parabola bonsai

I-Sat Plein Air 2012

In addition to the well-known and popular Mobilsat +, the Milanese Mobiltech has another automatic satellite antenna in its catalog, however, made with a project that starts from completely different technical assumptions than its older sister. This is the i-Sat, a model with a compact and modern design, which uses a Cassegrain type dish and which has the particularity of being able to be removed from the fixing plate and moved onto a tripod or other support surface. If our vehicle is parked under some trees with a refreshing shade, we will not have to give up satellite TV because it will be enough to move the antenna just enough to get an unobstructed view of the sky in the direction of the chosen satellite.
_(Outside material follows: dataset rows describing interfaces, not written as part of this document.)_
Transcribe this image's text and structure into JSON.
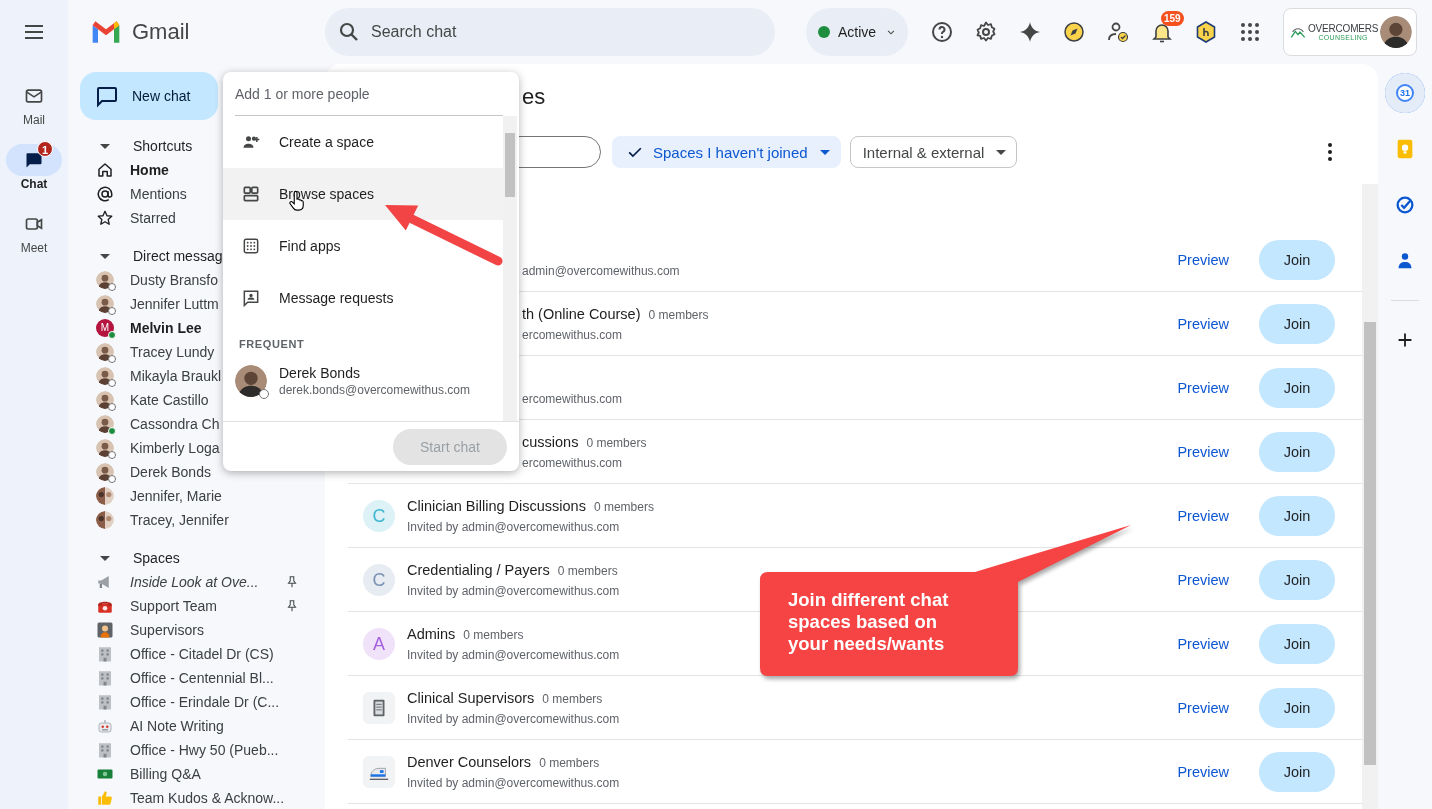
{
  "rail": {
    "items": [
      {
        "kind": "mail",
        "label": "Mail",
        "selected": false
      },
      {
        "kind": "chat",
        "label": "Chat",
        "selected": true,
        "badge": "1"
      },
      {
        "kind": "meet",
        "label": "Meet",
        "selected": false
      }
    ]
  },
  "app": {
    "name": "Gmail"
  },
  "search": {
    "placeholder": "Search chat"
  },
  "presence": {
    "label": "Active"
  },
  "toolbar": {
    "notification_count": "159"
  },
  "account": {
    "org_name": "OVERCOMERS",
    "org_tagline": "COUNSELING"
  },
  "sidebar": {
    "new_chat": "New chat",
    "sections": [
      {
        "title": "Shortcuts",
        "expanded": true,
        "items": [
          {
            "kind": "home",
            "label": "Home",
            "unread": true
          },
          {
            "kind": "mention",
            "label": "Mentions",
            "unread": false
          },
          {
            "kind": "star",
            "label": "Starred",
            "unread": false
          }
        ]
      },
      {
        "title": "Direct messag",
        "expanded": true,
        "items": [
          {
            "kind": "person",
            "label": "Dusty Bransfo",
            "unread": false,
            "online": false
          },
          {
            "kind": "person",
            "label": "Jennifer Luttm",
            "unread": false,
            "online": false
          },
          {
            "kind": "letter",
            "initial": "M",
            "label": "Melvin Lee",
            "unread": true,
            "online": true
          },
          {
            "kind": "person",
            "label": "Tracey Lundy",
            "unread": false,
            "online": false
          },
          {
            "kind": "person",
            "label": "Mikayla Braukl",
            "unread": false,
            "online": false
          },
          {
            "kind": "person",
            "label": "Kate Castillo",
            "unread": false,
            "online": false
          },
          {
            "kind": "person",
            "label": "Cassondra Ch",
            "unread": false,
            "online": true
          },
          {
            "kind": "person",
            "label": "Kimberly Loga",
            "unread": false,
            "online": false
          },
          {
            "kind": "person",
            "label": "Derek Bonds",
            "unread": false,
            "online": false
          },
          {
            "kind": "group",
            "label": "Jennifer, Marie",
            "unread": false,
            "online": false
          },
          {
            "kind": "group",
            "label": "Tracey, Jennifer",
            "unread": false,
            "online": false
          }
        ]
      },
      {
        "title": "Spaces",
        "expanded": true,
        "items": [
          {
            "kind": "megaphone",
            "label": "Inside Look at Ove...",
            "unread": false,
            "italic": true,
            "pinned": true
          },
          {
            "kind": "phone",
            "label": "Support Team",
            "unread": false,
            "italic": false,
            "pinned": true
          },
          {
            "kind": "teacher",
            "label": "Supervisors",
            "unread": false,
            "italic": false,
            "pinned": false
          },
          {
            "kind": "building",
            "label": "Office - Citadel Dr (CS)",
            "unread": false,
            "italic": false,
            "pinned": false
          },
          {
            "kind": "building",
            "label": "Office - Centennial Bl...",
            "unread": false,
            "italic": false,
            "pinned": false
          },
          {
            "kind": "building",
            "label": "Office - Erindale Dr (C...",
            "unread": false,
            "italic": false,
            "pinned": false
          },
          {
            "kind": "robot",
            "label": "AI Note Writing",
            "unread": false,
            "italic": false,
            "pinned": false
          },
          {
            "kind": "building",
            "label": "Office - Hwy 50 (Pueb...",
            "unread": false,
            "italic": false,
            "pinned": false
          },
          {
            "kind": "cash",
            "label": "Billing Q&A",
            "unread": false,
            "italic": false,
            "pinned": false
          },
          {
            "kind": "thumb",
            "label": "Team Kudos & Acknow...",
            "unread": false,
            "italic": false,
            "pinned": false
          }
        ]
      }
    ]
  },
  "new_chat_menu": {
    "placeholder": "Add 1 or more people",
    "actions": [
      {
        "kind": "create",
        "label": "Create a space",
        "hovered": false
      },
      {
        "kind": "browse",
        "label": "Browse spaces",
        "hovered": true
      },
      {
        "kind": "apps",
        "label": "Find apps",
        "hovered": false
      },
      {
        "kind": "requests",
        "label": "Message requests",
        "hovered": false
      }
    ],
    "section_title": "FREQUENT",
    "contacts": [
      {
        "name": "Derek Bonds",
        "email": "derek.bonds@overcomewithus.com",
        "online": false
      }
    ],
    "start_button": {
      "label": "Start chat",
      "disabled": true
    }
  },
  "browse": {
    "title": "es",
    "filters": [
      {
        "kind": "search"
      },
      {
        "kind": "chip",
        "label": "Spaces I haven't joined",
        "selected": true
      },
      {
        "kind": "chip",
        "label": "Internal & external",
        "selected": false
      }
    ],
    "spaces": [
      {
        "kind": "covered",
        "subtitle": "admin@overcomewithus.com",
        "preview": "Preview",
        "join": "Join"
      },
      {
        "kind": "covered",
        "name": "th (Online Course)",
        "members": "0 members",
        "subtitle": "ercomewithus.com",
        "preview": "Preview",
        "join": "Join"
      },
      {
        "kind": "covered",
        "subtitle": "ercomewithus.com",
        "preview": "Preview",
        "join": "Join"
      },
      {
        "kind": "covered",
        "name": "cussions",
        "members": "0 members",
        "subtitle": "ercomewithus.com",
        "preview": "Preview",
        "join": "Join"
      },
      {
        "kind": "letter",
        "initial": "C",
        "color": "#3fb6cf",
        "name": "Clinician Billing Discussions",
        "members": "0 members",
        "subtitle": "Invited by admin@overcomewithus.com",
        "preview": "Preview",
        "join": "Join"
      },
      {
        "kind": "letter",
        "initial": "C",
        "color": "#7a92b4",
        "name": "Credentialing / Payers",
        "members": "0 members",
        "subtitle": "Invited by admin@overcomewithus.com",
        "preview": "Preview",
        "join": "Join"
      },
      {
        "kind": "letter",
        "initial": "A",
        "color": "#a45fe0",
        "name": "Admins",
        "members": "0 members",
        "subtitle": "Invited by admin@overcomewithus.com",
        "preview": "Preview",
        "join": "Join"
      },
      {
        "kind": "notebook",
        "name": "Clinical Supervisors",
        "members": "0 members",
        "subtitle": "Invited by admin@overcomewithus.com",
        "preview": "Preview",
        "join": "Join"
      },
      {
        "kind": "train",
        "name": "Denver Counselors",
        "members": "0 members",
        "subtitle": "Invited by admin@overcomewithus.com",
        "preview": "Preview",
        "join": "Join"
      }
    ]
  },
  "apps_panel": {
    "calendar_day": "31"
  },
  "callout": {
    "text": "Join different chat spaces based on your needs/wants"
  }
}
How does a Cassegrain dish differ from those normally used for itinerant satellite reception? The latter are generally of the offset type, therefore composed of a paraboloid reflector whose focus is not perpendicular to the axis of the paraboloid itself. In this case, the LNB is positioned on an arm that keeps it not in the center of the antenna but moved from it by a certain angle (offset, to be precise). Cassegrain type antennas, on the other hand, are of the prime-focus or primary focus genre, in which the illuminator is aligned with the focus of the dish; they also have a secondary reflector that focuses the signals towards the illuminator itself. This configuration is very compact, but if well designed it is quite performing and allows you to manage the satellite signal with a higher yield than an offset type of the same size.

At the New Car in Pomezia we were able to test the potential of the i-Sat and touch its technical and construction characteristics first hand. Opening the packaging, you immediately notice the small size: the base measures just over two palms and the space to be kept free for installation is contained in a diameter of 60 cm. The weight is no exception, with the balance needle that stops at 6 kg (like four bottles of water). With these assumptions, installation is extremely easy and it is not difficult to find a place for the i-Sat even on roofs that already accommodate various accessories. Due to the particularity of the Cassegrain system, the height of the closing antenna cannot be record-breaking, but the modern and sleek design makes the i-Sat seem even smaller than it already is.

Another avant-garde feature concerns the use, for the various connections, of a single RG 179 cable which, despite being of minimal size, at the same time transmits the signal to the decoder and powers the antenna. Therefore, by keeping aside a skein of this type of cable, equipped with a special connector, we can easily move the antenna. In fact, this is another of the peculiar characteristics that we have verified: the forward apex of the fixing plate meets a metal ear on the chassis and everything is stopped with a torx screw. Once the latter has been removed, just make a click counterclockwise to the antenna body, which is fixed with bayonet couplings to four hooks on the fixing plate, and everything is easily removed. At this point, having removed the connector of the RG 179 cable, you can place the i-Sat wherever you prefer, using any flat and stable surface or the specific optional tripod.

After the installation on the vehicle roof, we proceeded with the assembly of the control unit, which is also of minimal size and easy to manage. Like the Mobilsat +, in fact, the i-Sat also has the one touch function that allows you to activate the antenna and its automatic pointing by pressing a single button. There are seven in-memory satellites to choose from; if you are in an area on the periphery of the reception footprint, you can perform a manual scan, for a more detailed location.

This modern antenna is supplied on request as a kit with a TV-Sat decoder for DVTB broadcasts, but can be combined with any type of satellite decoder on the market. Having said that, and an LCD TV installed on board, we arrived at the highlight of the reception test, which we carried out by positioning the i-Sat both on the roof of the camper and on a trolley at a certain distance from the vehicle. Considering the small size of the dish (equivalent to a 60 cm offset), the satellite capture was rather quick and precise in both cases.

Basically, the i-Sat Mobiltech antenna (distributed by St.La.) seemed to us an interesting and highly versatile product. Although very small in size, it combines various functions typical of larger antennas, it is very easy to use and easily captures the signal coming from the satellite, with a truly negligible power consumption. Obviously, while enjoying a Cassegrain type dish, we must not forget that it is still 40 cm in diameter, which does not in any way affect the quality of reception if we remain in continental Europe, but which could require an adjustment of the skew if we were to the limits of the footprint. This operation is not complicated and requires only a minimum of tinkering with simple tools. Furthermore, considering that it is a fully automatic product that uses precision mechanics that work on self-lubricating bearings, a very interesting quality-price ratio is observed.

In conclusion, those who have problems of space or weight on the roof of the vehicle but do not want to give up quality, watching television even in the shade of some big tree or under the shelter of a canopy, can certainly rely on the characteristics of this modern accessory.

Giovanni Battista Bertolani